Continue reading “ATM Accessibility Class Action Lawsuits In Pennsylvania Show No Signs of Slowing Down”

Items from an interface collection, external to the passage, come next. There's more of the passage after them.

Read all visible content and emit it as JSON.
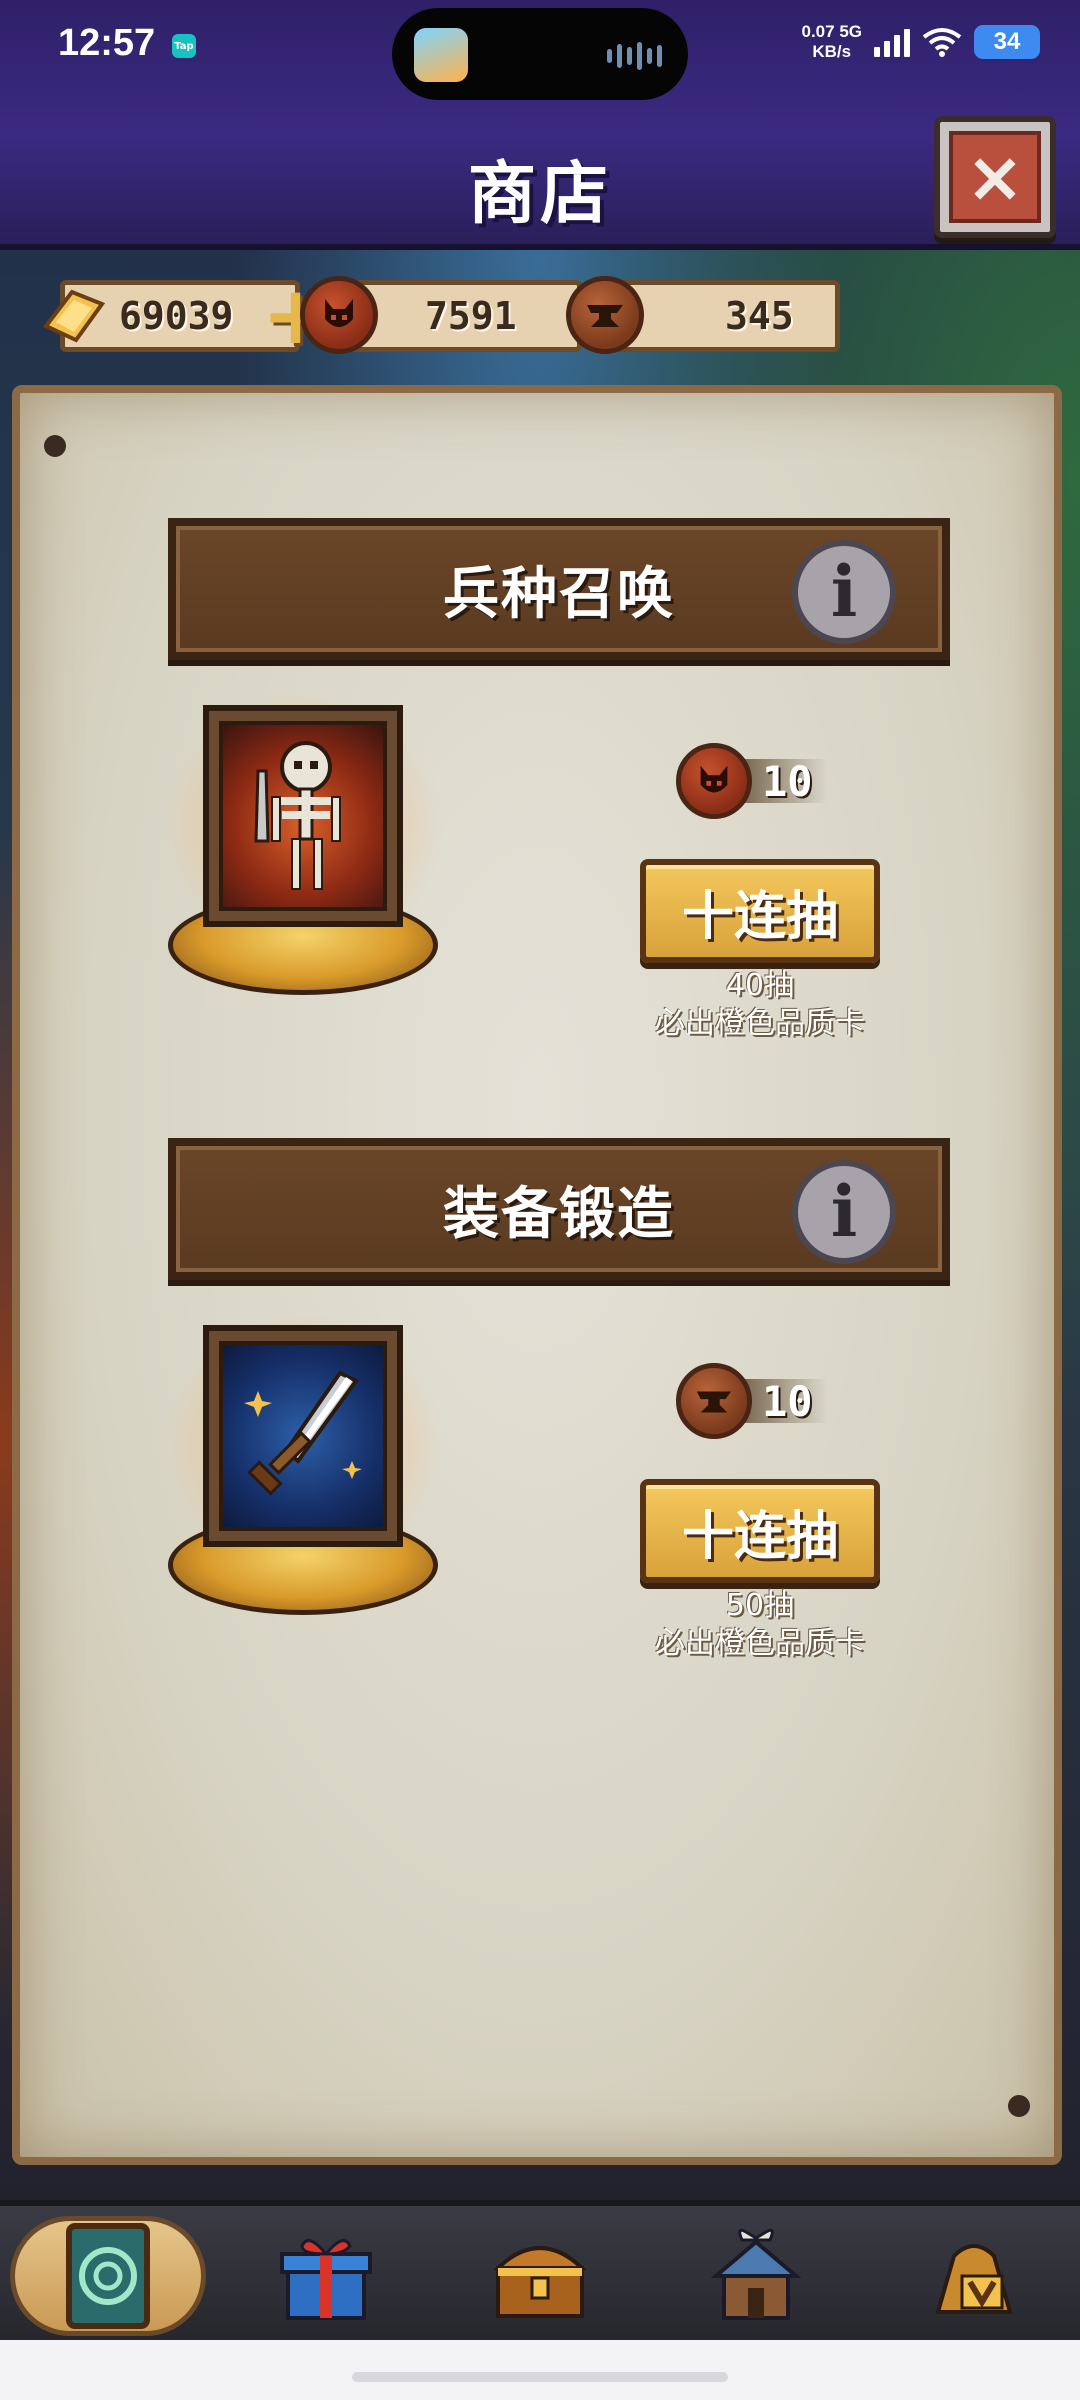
{
  "status_bar": {
    "time": "12:57",
    "tap_badge": "Tap",
    "net_speed_value": "0.07",
    "net_type": "5G",
    "net_unit": "KB/s",
    "battery": "34",
    "icons": [
      "signal-icon",
      "wifi-icon",
      "battery-icon"
    ]
  },
  "header": {
    "title": "商店",
    "close_icon": "close-icon"
  },
  "currencies": [
    {
      "name": "gold",
      "icon": "gold-bar-icon",
      "value": "69039"
    },
    {
      "name": "demon-token",
      "icon": "demon-coin-icon",
      "value": "7591"
    },
    {
      "name": "anvil-token",
      "icon": "anvil-coin-icon",
      "value": "345"
    }
  ],
  "sections": [
    {
      "title": "兵种召唤",
      "info_glyph": "i",
      "card_icon": "skeleton-warrior-icon",
      "cost_icon": "demon-coin-icon",
      "cost": "10",
      "button_label": "十连抽",
      "note_line1": "40抽",
      "note_line2": "必出橙色品质卡"
    },
    {
      "title": "装备锻造",
      "info_glyph": "i",
      "card_icon": "sword-icon",
      "cost_icon": "anvil-coin-icon",
      "cost": "10",
      "button_label": "十连抽",
      "note_line1": "50抽",
      "note_line2": "必出橙色品质卡"
    }
  ],
  "bottom_nav": [
    {
      "name": "cards",
      "icon": "card-deck-icon",
      "active": true
    },
    {
      "name": "gifts",
      "icon": "gift-box-icon",
      "active": false
    },
    {
      "name": "treasure",
      "icon": "treasure-chest-icon",
      "active": false
    },
    {
      "name": "base",
      "icon": "barracks-icon",
      "active": false
    },
    {
      "name": "vip",
      "icon": "vip-bag-icon",
      "active": false
    }
  ],
  "colors": {
    "header_bg": "#3b2a82",
    "parchment": "#d8d4c4",
    "banner": "#5a3a20",
    "button_gold": "#d8a23a"
  }
}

On Thursday, December 20, 2012, a week after the U.S. Senate passed H.R. 4367, a bill eliminating the requirement that ATM operators post a fee notice on the ATM equipment, President Obama signed the bill into law. Banks, credit unions, and ATM industry groups, many of whom viewed the fee notice requirements as a source of frivolous lawsuits against ATM owners and operators, worked to push the legislation through Congress. While the new law eliminates the requirement that ATM operators post notice of fees on the actual equipment, fee notices are still required to be posted on the ATM screen or provided on a paper noticed issued by the machine. What remains unclear is the effect the new law will have on fee notice lawsuits that were pending prior to the repeal of the old fee notice requirements. The defendants in those pending matters are hopeful that the courts will consider the change in the law in their overall consideration of the cases.